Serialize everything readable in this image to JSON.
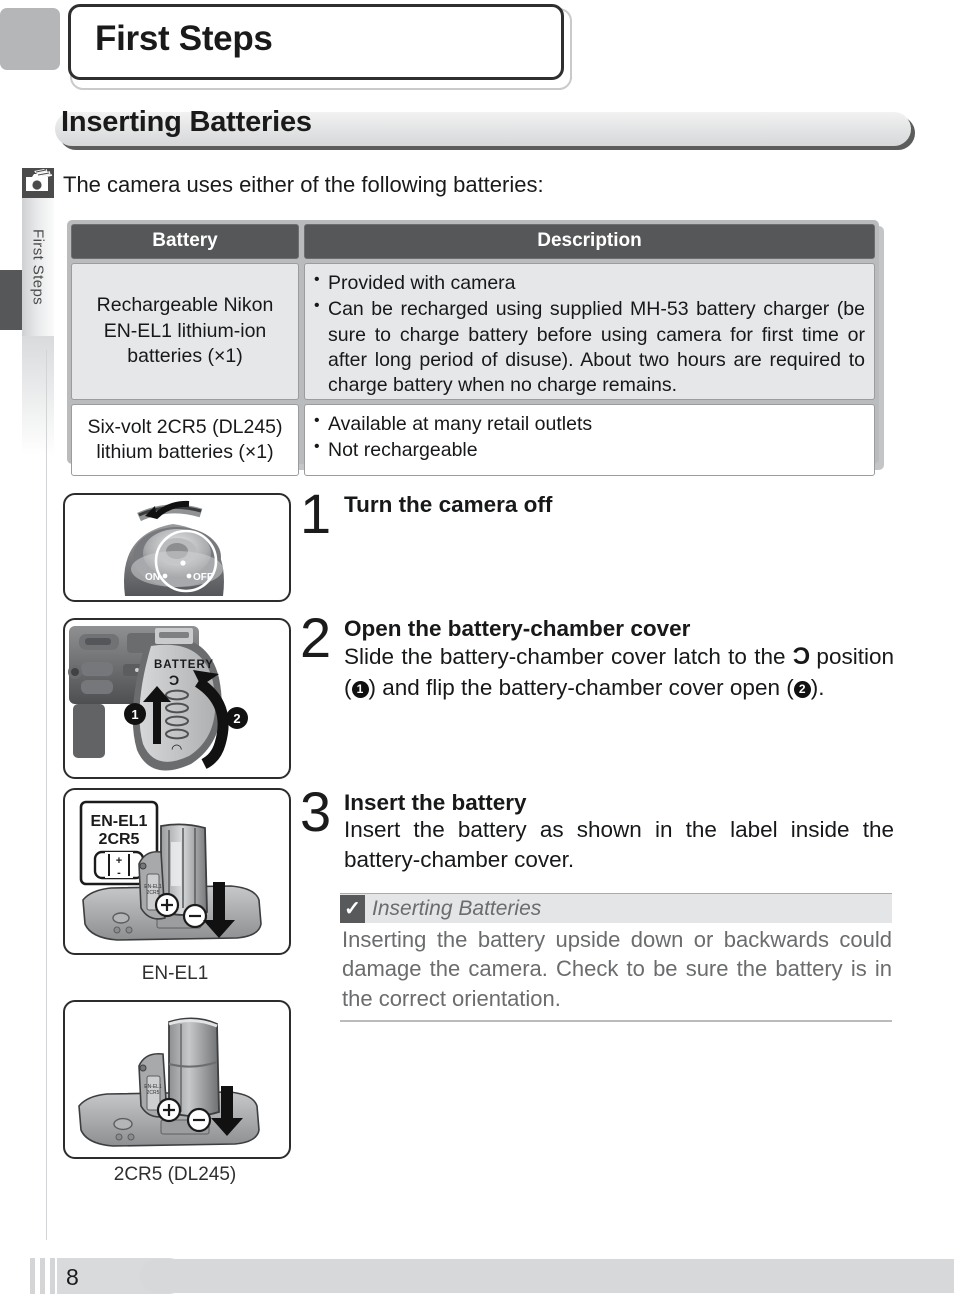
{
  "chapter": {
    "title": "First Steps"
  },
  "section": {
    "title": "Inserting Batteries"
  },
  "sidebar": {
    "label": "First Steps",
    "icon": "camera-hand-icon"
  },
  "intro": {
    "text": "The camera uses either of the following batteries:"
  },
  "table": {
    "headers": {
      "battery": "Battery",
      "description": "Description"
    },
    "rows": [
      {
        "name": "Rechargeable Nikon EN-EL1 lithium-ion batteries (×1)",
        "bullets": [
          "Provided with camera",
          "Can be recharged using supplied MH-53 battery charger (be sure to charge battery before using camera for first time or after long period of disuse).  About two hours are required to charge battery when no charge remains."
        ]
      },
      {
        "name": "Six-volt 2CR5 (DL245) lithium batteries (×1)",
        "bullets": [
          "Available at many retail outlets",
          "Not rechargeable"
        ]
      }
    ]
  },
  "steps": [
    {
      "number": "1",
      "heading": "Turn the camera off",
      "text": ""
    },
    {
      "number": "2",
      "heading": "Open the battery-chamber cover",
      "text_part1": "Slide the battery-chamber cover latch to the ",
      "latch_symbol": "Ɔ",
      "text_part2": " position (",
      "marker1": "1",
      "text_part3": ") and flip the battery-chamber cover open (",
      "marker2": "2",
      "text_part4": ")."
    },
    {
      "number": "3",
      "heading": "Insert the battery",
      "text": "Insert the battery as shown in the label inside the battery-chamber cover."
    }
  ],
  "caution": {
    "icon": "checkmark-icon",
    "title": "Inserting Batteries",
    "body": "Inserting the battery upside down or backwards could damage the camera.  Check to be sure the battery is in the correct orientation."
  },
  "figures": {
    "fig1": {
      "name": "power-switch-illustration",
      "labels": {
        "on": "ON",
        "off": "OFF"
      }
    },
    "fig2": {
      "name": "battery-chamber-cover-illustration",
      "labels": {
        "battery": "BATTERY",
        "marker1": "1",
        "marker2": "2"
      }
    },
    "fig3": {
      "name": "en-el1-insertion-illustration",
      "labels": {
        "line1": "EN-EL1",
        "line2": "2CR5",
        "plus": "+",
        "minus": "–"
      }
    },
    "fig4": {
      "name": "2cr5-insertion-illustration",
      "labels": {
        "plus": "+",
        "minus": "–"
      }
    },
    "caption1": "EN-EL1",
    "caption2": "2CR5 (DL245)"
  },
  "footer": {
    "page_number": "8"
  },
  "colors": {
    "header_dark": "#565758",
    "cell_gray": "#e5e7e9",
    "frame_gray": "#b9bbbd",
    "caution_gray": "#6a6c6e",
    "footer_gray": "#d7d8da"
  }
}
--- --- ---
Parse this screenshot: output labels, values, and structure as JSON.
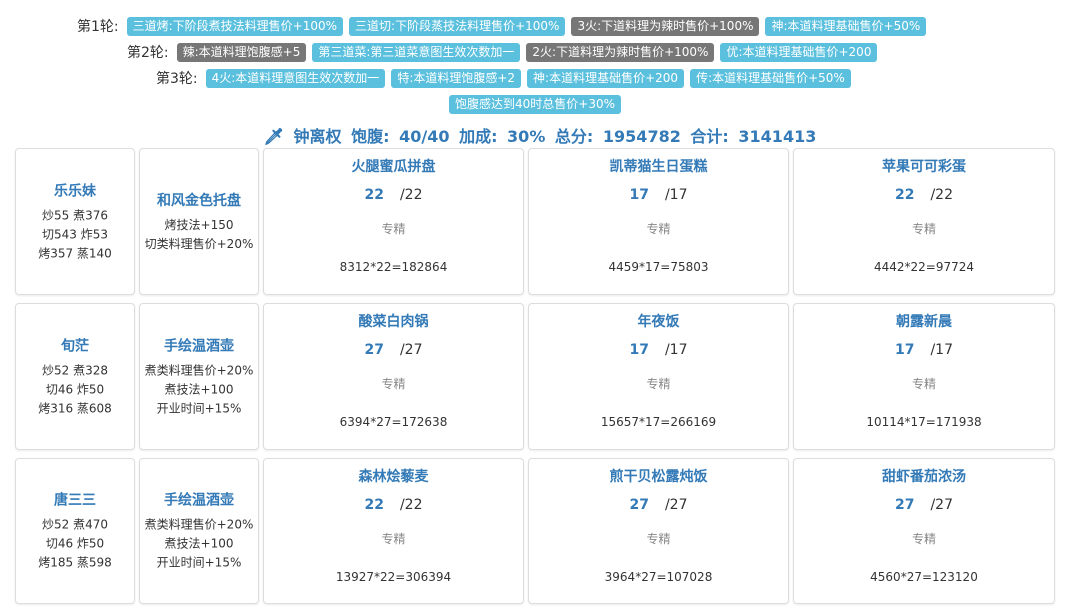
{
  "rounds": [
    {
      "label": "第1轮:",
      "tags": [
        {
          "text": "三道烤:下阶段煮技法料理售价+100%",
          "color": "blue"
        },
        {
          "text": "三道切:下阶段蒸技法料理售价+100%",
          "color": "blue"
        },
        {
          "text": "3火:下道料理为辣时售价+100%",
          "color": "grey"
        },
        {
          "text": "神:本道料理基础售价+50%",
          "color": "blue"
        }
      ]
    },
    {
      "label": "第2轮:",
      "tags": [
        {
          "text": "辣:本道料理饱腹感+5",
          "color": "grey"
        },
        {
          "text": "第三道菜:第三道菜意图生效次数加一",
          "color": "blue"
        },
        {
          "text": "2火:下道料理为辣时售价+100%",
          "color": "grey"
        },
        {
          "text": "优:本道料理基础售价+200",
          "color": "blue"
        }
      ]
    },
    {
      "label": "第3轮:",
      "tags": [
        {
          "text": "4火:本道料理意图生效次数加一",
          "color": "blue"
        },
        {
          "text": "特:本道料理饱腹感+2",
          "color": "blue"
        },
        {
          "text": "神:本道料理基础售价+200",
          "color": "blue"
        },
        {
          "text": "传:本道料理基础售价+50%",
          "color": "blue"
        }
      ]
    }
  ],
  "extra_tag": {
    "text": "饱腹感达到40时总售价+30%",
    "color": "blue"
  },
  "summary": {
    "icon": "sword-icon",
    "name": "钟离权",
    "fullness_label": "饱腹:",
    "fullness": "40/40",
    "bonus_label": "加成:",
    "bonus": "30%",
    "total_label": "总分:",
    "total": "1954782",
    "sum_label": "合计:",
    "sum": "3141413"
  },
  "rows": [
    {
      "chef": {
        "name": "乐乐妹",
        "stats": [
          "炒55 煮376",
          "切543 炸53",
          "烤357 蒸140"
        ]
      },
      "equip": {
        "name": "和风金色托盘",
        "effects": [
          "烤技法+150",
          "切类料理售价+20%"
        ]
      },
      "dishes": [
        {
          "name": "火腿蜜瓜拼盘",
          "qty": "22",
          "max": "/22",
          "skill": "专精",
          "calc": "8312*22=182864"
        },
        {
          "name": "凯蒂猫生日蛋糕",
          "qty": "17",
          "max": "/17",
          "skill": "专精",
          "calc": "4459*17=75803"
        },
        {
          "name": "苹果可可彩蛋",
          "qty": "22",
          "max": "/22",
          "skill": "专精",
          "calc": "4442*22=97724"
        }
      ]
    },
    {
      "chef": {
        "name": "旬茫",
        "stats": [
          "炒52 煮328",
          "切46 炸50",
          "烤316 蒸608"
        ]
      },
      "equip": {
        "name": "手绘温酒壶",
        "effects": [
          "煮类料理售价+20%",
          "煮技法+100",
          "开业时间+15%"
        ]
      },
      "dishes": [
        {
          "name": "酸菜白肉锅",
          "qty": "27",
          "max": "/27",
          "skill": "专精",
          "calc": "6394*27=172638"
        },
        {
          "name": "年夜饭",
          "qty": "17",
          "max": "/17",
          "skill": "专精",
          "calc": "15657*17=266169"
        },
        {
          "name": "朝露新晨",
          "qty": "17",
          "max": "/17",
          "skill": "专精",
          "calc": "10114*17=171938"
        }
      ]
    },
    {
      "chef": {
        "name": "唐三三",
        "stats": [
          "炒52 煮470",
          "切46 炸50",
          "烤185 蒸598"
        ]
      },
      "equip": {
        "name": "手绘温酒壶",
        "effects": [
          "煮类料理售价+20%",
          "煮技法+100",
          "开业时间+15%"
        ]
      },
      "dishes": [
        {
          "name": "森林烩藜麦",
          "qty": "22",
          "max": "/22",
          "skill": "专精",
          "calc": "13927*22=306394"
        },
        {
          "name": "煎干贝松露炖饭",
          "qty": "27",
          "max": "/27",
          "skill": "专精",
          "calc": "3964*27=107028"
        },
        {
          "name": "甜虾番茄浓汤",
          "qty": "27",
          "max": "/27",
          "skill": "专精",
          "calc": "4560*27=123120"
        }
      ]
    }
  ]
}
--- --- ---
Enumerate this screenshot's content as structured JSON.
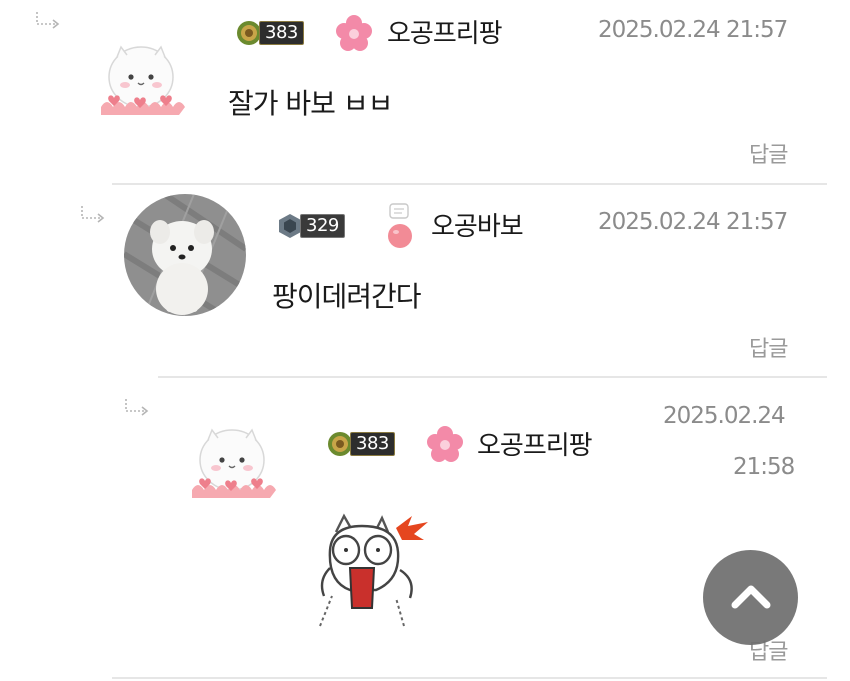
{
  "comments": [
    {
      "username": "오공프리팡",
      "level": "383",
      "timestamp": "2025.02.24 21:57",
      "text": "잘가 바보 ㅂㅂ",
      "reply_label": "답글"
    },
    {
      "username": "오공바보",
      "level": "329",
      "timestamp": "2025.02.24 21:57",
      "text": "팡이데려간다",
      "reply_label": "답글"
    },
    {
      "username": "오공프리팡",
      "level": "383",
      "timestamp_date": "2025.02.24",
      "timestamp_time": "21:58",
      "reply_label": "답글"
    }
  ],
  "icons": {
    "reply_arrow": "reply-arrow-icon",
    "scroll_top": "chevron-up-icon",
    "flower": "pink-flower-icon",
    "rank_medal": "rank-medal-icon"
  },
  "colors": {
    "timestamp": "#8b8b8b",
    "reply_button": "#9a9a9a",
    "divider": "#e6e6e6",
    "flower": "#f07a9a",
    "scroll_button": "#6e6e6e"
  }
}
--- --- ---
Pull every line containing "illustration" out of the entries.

## ANSWER SPACE
      "name": "power-switch-illustration",
      "name": "battery-chamber-cover-illustration",
      "name": "en-el1-insertion-illustration",
      "name": "2cr5-insertion-illustration",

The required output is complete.